Still, though: the guilt. You aren’t a responsible adult without feeling the sting of not contributing financially (I did teach piano and guitar lessons, and everything I made went to paying off what few bills I had—I got out of college with no student loans). Still, though, no matter how much I contributed, I often felt it wasn’t enough. I butted heads with my mom about me finding work out of the house (she always talked me out of it). Instead, I worked, as we’d agreed, on my manuscripts: I created a floor-to-ceiling stack of them in those seven and a half years.

During those years, I learned to balance my writing with the comings and goings of a household. I can fix a lawnmower with one hand and outline a novel with another. I also learned that my greatest first reader is also the same person who insisted I stay home to write in the first place (Mom’s a great titler, too—she was the first to suggest the titles for both my published books). And when the triumphs finally arrived—selling a book, seeing my first book on a store shelf, getting the starred review, receiving a few lit prizes—my mom and brother, who had been my support, my sounding board for project ideas, my first set of eyes, took pride in it, too. They had a hand in it.

Come on—getting started is beyond rough. Everybody has to have some sort of help when they set out to forge a writing career. Now, when I step inside a library or a bookstore, I think there’s not just one person behind each of those titles, but a whole group of them—in addition to the writer, there’s some combination of parent, sibling, partner, spouse, etc., who supported that writer as they got started. It’s pretty incredible, when you stop to think about it…

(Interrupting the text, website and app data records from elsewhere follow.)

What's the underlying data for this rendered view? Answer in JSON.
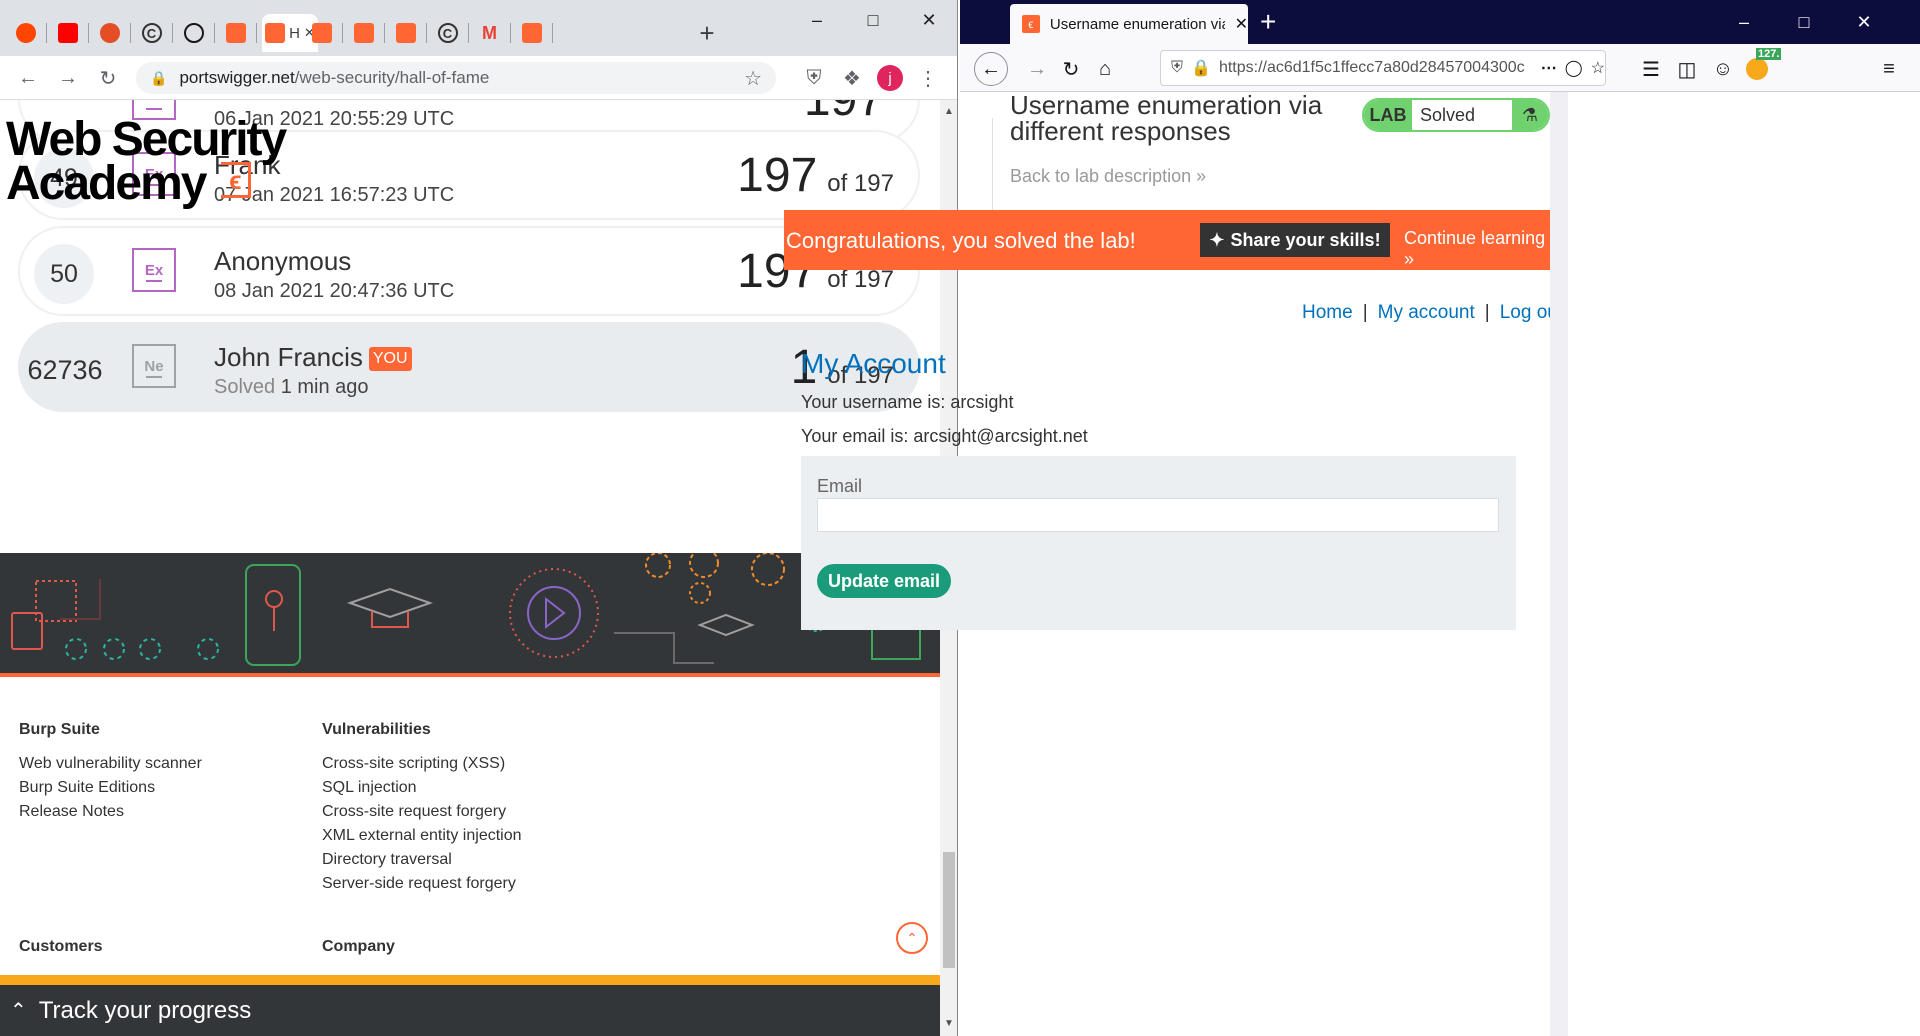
{
  "left_browser": {
    "tabs": [
      {
        "icon": "reddit-icon",
        "color": "#ff4500"
      },
      {
        "icon": "youtube-icon",
        "color": "#ff0000"
      },
      {
        "icon": "web-icon",
        "color": "#e44d26"
      },
      {
        "icon": "c-icon",
        "color": "#333333"
      },
      {
        "icon": "github-icon",
        "color": "#181717"
      },
      {
        "icon": "portswigger-icon",
        "color": "#ff6633"
      },
      {
        "icon": "portswigger-icon",
        "color": "#ff6633",
        "active": true
      },
      {
        "icon": "portswigger-icon",
        "color": "#ff6633"
      },
      {
        "icon": "portswigger-icon",
        "color": "#ff6633"
      },
      {
        "icon": "portswigger-icon",
        "color": "#ff6633"
      },
      {
        "icon": "c-icon",
        "color": "#333333"
      },
      {
        "icon": "gmail-icon",
        "color": "#ea4335"
      },
      {
        "icon": "portswigger-icon",
        "color": "#ff6633"
      }
    ],
    "active_tab_char": "H",
    "url_host": "portswigger.net",
    "url_path": "/web-security/hall-of-fame",
    "profile_initial": "j",
    "leaderboard": [
      {
        "rank": "",
        "badge": "",
        "name": "",
        "date": "06 Jan 2021 20:55:29 UTC",
        "score": "197",
        "of": "",
        "partial": true
      },
      {
        "rank": "49",
        "badge": "Ex",
        "name": "Frank",
        "date": "07 Jan 2021 16:57:23 UTC",
        "score": "197",
        "of": "of 197"
      },
      {
        "rank": "50",
        "badge": "Ex",
        "name": "Anonymous",
        "date": "08 Jan 2021 20:47:36 UTC",
        "score": "197",
        "of": "of 197"
      },
      {
        "rank": "62736",
        "badge": "Ne",
        "name": "John Francis",
        "you": "YOU",
        "solved_label": "Solved",
        "solved_time": "1 min ago",
        "score": "1",
        "of": "of 197"
      }
    ],
    "footer": {
      "burp": {
        "heading": "Burp Suite",
        "links": [
          "Web vulnerability scanner",
          "Burp Suite Editions",
          "Release Notes"
        ]
      },
      "vulns": {
        "heading": "Vulnerabilities",
        "links": [
          "Cross-site scripting (XSS)",
          "SQL injection",
          "Cross-site request forgery",
          "XML external entity injection",
          "Directory traversal",
          "Server-side request forgery"
        ]
      },
      "customers": "Customers",
      "company": "Company"
    },
    "track_progress": "Track your progress"
  },
  "right_browser": {
    "tab_title": "Username enumeration via diff",
    "url": "https://ac6d1f5c1ffecc7a80d28457004300c",
    "ext_badge": "127.",
    "logo_line1": "Web Security",
    "logo_line2": "Academy",
    "lab_title_line1": "Username enumeration via",
    "lab_title_line2": "different responses",
    "back_link": "Back to lab description",
    "lab_label": "LAB",
    "lab_status": "Solved",
    "congrats": "Congratulations, you solved the lab!",
    "share": "Share your skills!",
    "continue": "Continue learning",
    "nav": {
      "home": "Home",
      "account": "My account",
      "logout": "Log out",
      "sep": "|"
    },
    "heading": "My Account",
    "username_line": "Your username is: arcsight",
    "email_line": "Your email is: arcsight@arcsight.net",
    "email_label": "Email",
    "email_value": "",
    "update_button": "Update email"
  },
  "colors": {
    "accent": "#ff6633",
    "link": "#0071bc",
    "green": "#70d26e",
    "teal": "#1a9c7a"
  }
}
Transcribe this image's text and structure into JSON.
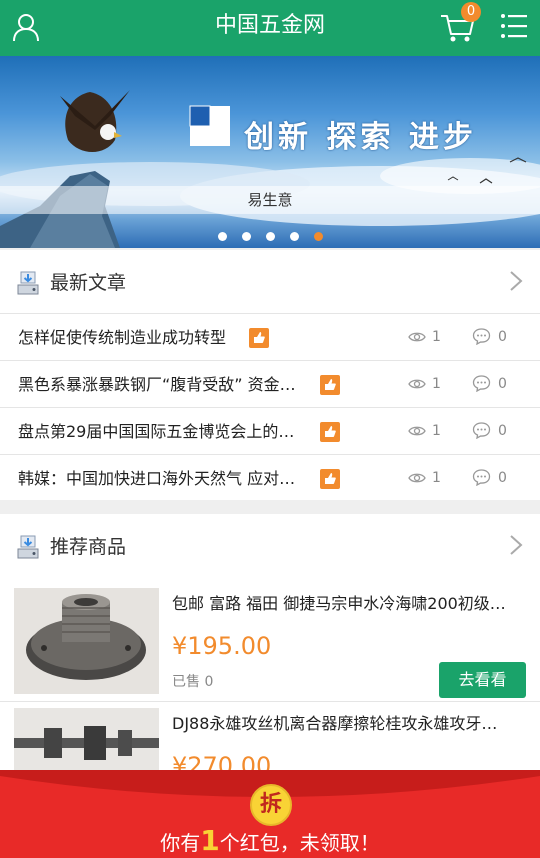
{
  "header": {
    "title": "中国五金网",
    "cart_count": "0",
    "icons": {
      "user": "user-icon",
      "cart": "cart-icon",
      "menu": "menu-list-icon"
    },
    "colors": {
      "primary": "#1aa36a",
      "accent": "#f28b2d"
    }
  },
  "banner": {
    "slogan": "创新 探索 进步",
    "caption": "易生意",
    "dot_count": 5,
    "active_dot": 5
  },
  "articles": {
    "title": "最新文章",
    "items": [
      {
        "title": "怎样促使传统制造业成功转型",
        "views": "1",
        "comments": "0"
      },
      {
        "title": "黑色系暴涨暴跌钢厂“腹背受敌” 资金…",
        "views": "1",
        "comments": "0"
      },
      {
        "title": "盘点第29届中国国际五金博览会上的…",
        "views": "1",
        "comments": "0"
      },
      {
        "title": "韩媒：中国加快进口海外天然气 应对…",
        "views": "1",
        "comments": "0"
      }
    ]
  },
  "products": {
    "title": "推荐商品",
    "items": [
      {
        "name": "包邮 富路 福田 御捷马宗申水冷海啸200初级…",
        "price": "¥195.00",
        "sold": "已售 0",
        "button": "去看看"
      },
      {
        "name": "DJ88永雄攻丝机离合器摩擦轮桂攻永雄攻牙…",
        "price": "¥270.00",
        "sold": "",
        "button": ""
      }
    ]
  },
  "red_packet": {
    "chai": "拆",
    "prefix": "你有",
    "count": "1",
    "suffix": "个红包，未领取！",
    "color": "#e82a28"
  }
}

Holly is the creator and moderator of Smack Dab in the Middle, a group blog whose contributors are authors of middle-grade books, and the author of Playing Hurt and A Blue so Dark.
Star basketball player Chelsea “Nitro” Keyes had the promise of a full ride to college—and everyone’s admiration in her hometown.  But everything changed senior year, when she took a horrible fall during a game. Now a metal plate holds her together and she feels like a stranger in her own family.
As a graduation present, Chelsea ’s dad springs for a three-week summer “boot camp” program at a northern Minnesota lake resort.  There, she’s immediately drawn to her trainer, Clint, a nineteen-year-old ex-hockey player who’s haunted by his own traumatic past.  As they grow close, Chelsea is torn between her feelings for Clint and her loyalty to her devoted boyfriend back home.  Will an unexpected romance just end up causing Chelsea and Clint more pain—or finally heal their heartbreak?
Fifteen-year-old Aura Ambrose has been hiding a secret. Her mother, a talented artist and art teacher, is slowly being consumed by schizophrenia, and Aura has been her sole caretaker ever since Aura’s dad left them. Convinced that “creative” equals crazy, Aura shuns her own artistic talent. But as her mother sinks deeper into the darkness of mental illness, the hunger for a creative outlet draws Aura toward the depths of her imagination. Just as desperation threatens to swallow her whole, Aura discovers that art, love, and family are profoundly linked—and together may offer an escape from her fears.